Dealing with a short sale scenario is like walking a tight rope. Banks will not usually entertain the idea of a short sale until you have missed a payment or two. And when a client is headed down that path, their property better be priced to attract the buyers, because they are now on the path to foreclosure. You can't waste any of the time between the first missed payment and the late/catch-up notices, foreclosure notices, etc, being overpriced and not having buyers coming through the house. You really need to be in the best pricing position for the neighborhood if you are going to have a hope of getting a buyer to help you complete the short sale.
As a short sale lister, I know first hand the trouble you and your clients must go through to get to the point of even having the bank primed and ready to look at a short sale offer. First there's the missed payment, then the hardship letter and financial statements (detailing every penny your client spend on everything from utilities, credit cards, medications etc). And if you are lucky enough to get the bank to start the appraisal process on the property, you can get an idea of what they will be willing to accept. It's an amazing thing (I say sarcastically), but banks actually don't like selling below market value anymore than your average homeowner.
So once you've got the appraisal, and you are sweating, waiting for the contract, you call the bank EVERYDAY, for hopes of getting your negotiator, even though you don't have anything to give them. You are looking for a preapproval, which banks are unlikely to give if they have no offer. Perhaps, you start negotiating the DEED IN LIEU of foreclosure...if you are smart, that is. Because all the things the bank needs to have done to give you a thumbs up or down on the contract you will eventually have, are things they will have already done if they are contemplating the deed in lieu. Appraisal, title work, etc.
So you get the offer. Don't forget to send it with a HUD-1 to detail the bottomline to the bank. Not sending it could delay your answer on the offer by another week, and you are already looking at 8-10 days minimum as it is. So call your favorite settlement attorney and beg for a favor.
Eventually your negotiator calls and tells you what the investor is willing to do. Hopefully, to make things less complicated, you are only dealing with one mortgage, thereby, one investor. If you have two mortgages, both investors have to agree. And in a bigger bank, or dealing with two separate banks, this can get MESSY.

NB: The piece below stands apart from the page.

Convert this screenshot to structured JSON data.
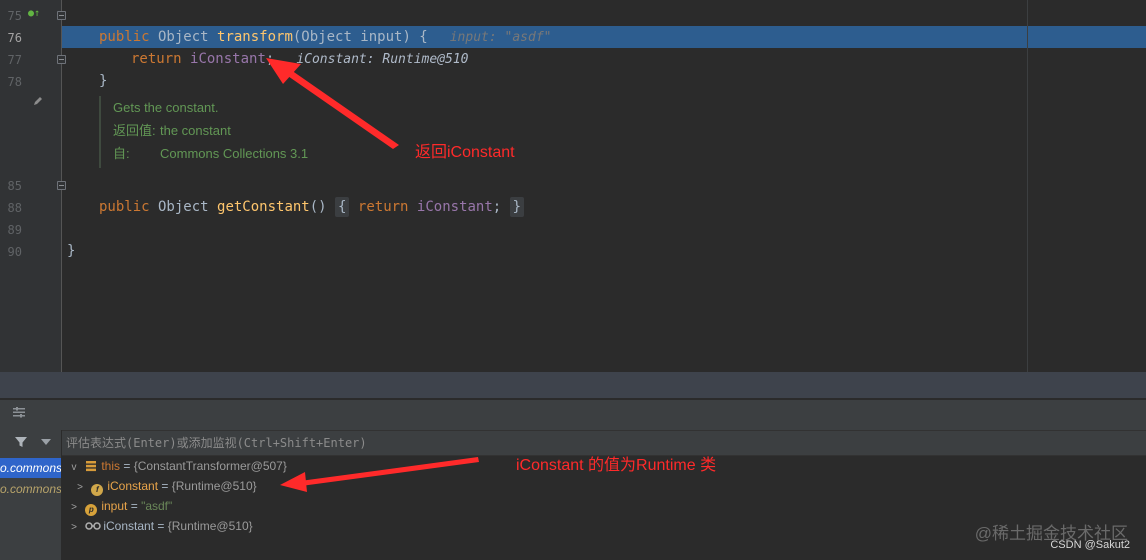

So on the BUYING end, it has amazed me to call up listing agents and hear, "Yes, we are preapproved for a short sale." Really, I think to myself. Then I ask, "How many payments have your clients missed?" "None yet, thank God. Mentally, I have already moved on to the next listing. I know, from my lisitng experience, that is going nowhere. And yet, if you were to call 5 short sale listings today and ask those two questions, you would find the same thing.
Of course, this may be the fault of the person at the bank, in a department not qualified to preapprove you, saying that you are preapproved for a short sale when you "do the following," and an assumption is made by the listing agent. But rest assured, a bank has little, if any reason to approve a short sale if an expensive and lengthy foreclosure is clearly pending on the horizon.

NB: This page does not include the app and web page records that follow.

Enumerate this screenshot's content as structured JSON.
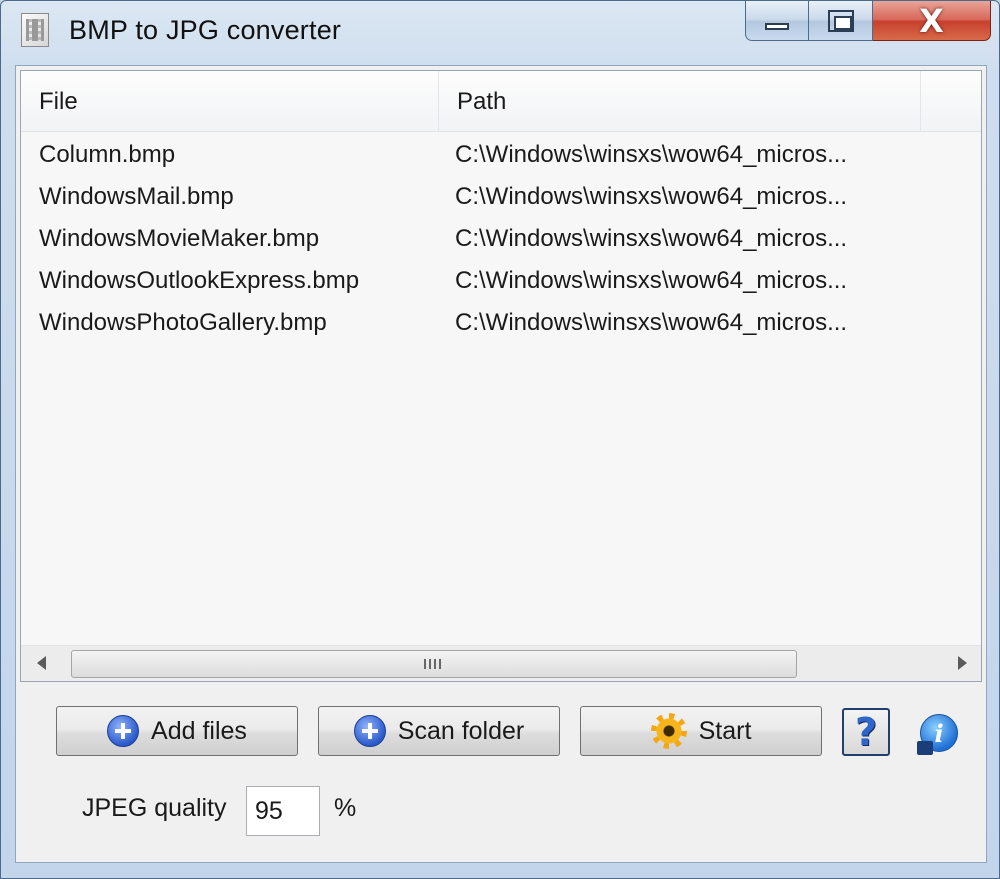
{
  "window": {
    "title": "BMP to JPG converter",
    "close_symbol": "X"
  },
  "list": {
    "columns": [
      "File",
      "Path"
    ],
    "rows": [
      {
        "file": "Column.bmp",
        "path": "C:\\Windows\\winsxs\\wow64_micros..."
      },
      {
        "file": "WindowsMail.bmp",
        "path": "C:\\Windows\\winsxs\\wow64_micros..."
      },
      {
        "file": "WindowsMovieMaker.bmp",
        "path": "C:\\Windows\\winsxs\\wow64_micros..."
      },
      {
        "file": "WindowsOutlookExpress.bmp",
        "path": "C:\\Windows\\winsxs\\wow64_micros..."
      },
      {
        "file": "WindowsPhotoGallery.bmp",
        "path": "C:\\Windows\\winsxs\\wow64_micros..."
      }
    ]
  },
  "toolbar": {
    "add_files_label": "Add files",
    "scan_folder_label": "Scan folder",
    "start_label": "Start",
    "help_symbol": "?",
    "info_symbol": "i"
  },
  "quality": {
    "label": "JPEG quality",
    "value": "95",
    "unit": "%"
  },
  "icons": {
    "app": "app-icon",
    "add": "plus-circle-icon",
    "scan": "plus-circle-icon",
    "start": "gear-icon",
    "help": "help-icon",
    "info": "info-icon"
  }
}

And from the perspective of sellers again, it is our job as Realtors to explain, not just the mechanics of the short sale, but also point them in the direction of attorneys and tax accountants that can explain the implications FINANCIALLY of a short sale. The bank is not likely to say, "Well, thanks for finding us another buyer. You're free and clear of this now." Most times sellers are either 1) put on a payment schedule for paying back the short fall or 2) required to claim the short fall as income, thereby having to pay taxes on it or 3) a combination of the two. Your negotiating skills can come in handy here in working out the best solution for your sellers with the investor, and still making the deal go through. Sadly, I just get the impression that sellers really do think they are off the hook financially for the difference and forgiven immediately.

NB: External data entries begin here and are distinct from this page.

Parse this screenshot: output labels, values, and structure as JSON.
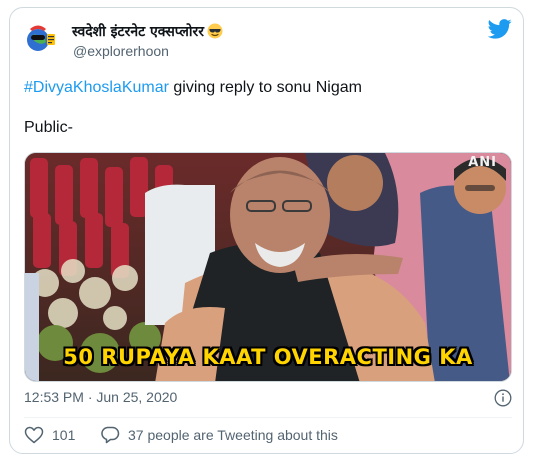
{
  "author": {
    "display_name": "स्वदेशी इंटरनेट एक्सप्लोरर",
    "emoji": "sunglasses-emoji",
    "handle": "@explorerhoon",
    "avatar": "cartoon-globe-avatar"
  },
  "brand_icon": "twitter-bird-icon",
  "tweet": {
    "hashtag": "#DivyaKhoslaKumar",
    "line1_rest": " giving reply to sonu Nigam",
    "line2": "Public-"
  },
  "media": {
    "caption": "50 RUPAYA KAAT OVERACTING KA",
    "watermark": "ANI"
  },
  "meta": {
    "timestamp": "12:53 PM · Jun 25, 2020"
  },
  "actions": {
    "like_count": "101",
    "reply_text": "37 people are Tweeting about this"
  },
  "colors": {
    "accent": "#1d9bf0",
    "text": "#0f1419",
    "muted": "#536471",
    "caption": "#ffd400",
    "like_icon": "#f91880"
  },
  "icons": [
    "heart-icon",
    "comment-bubble-icon",
    "info-icon"
  ]
}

What a blessing to learn so many things in one year! And lessons that can help sellers and buyers! The drawback is that it is unfortunate to be learning these things while helping families in stressful and hardship situations. I only know that I am a better Realtor for having gone through this year and these situations.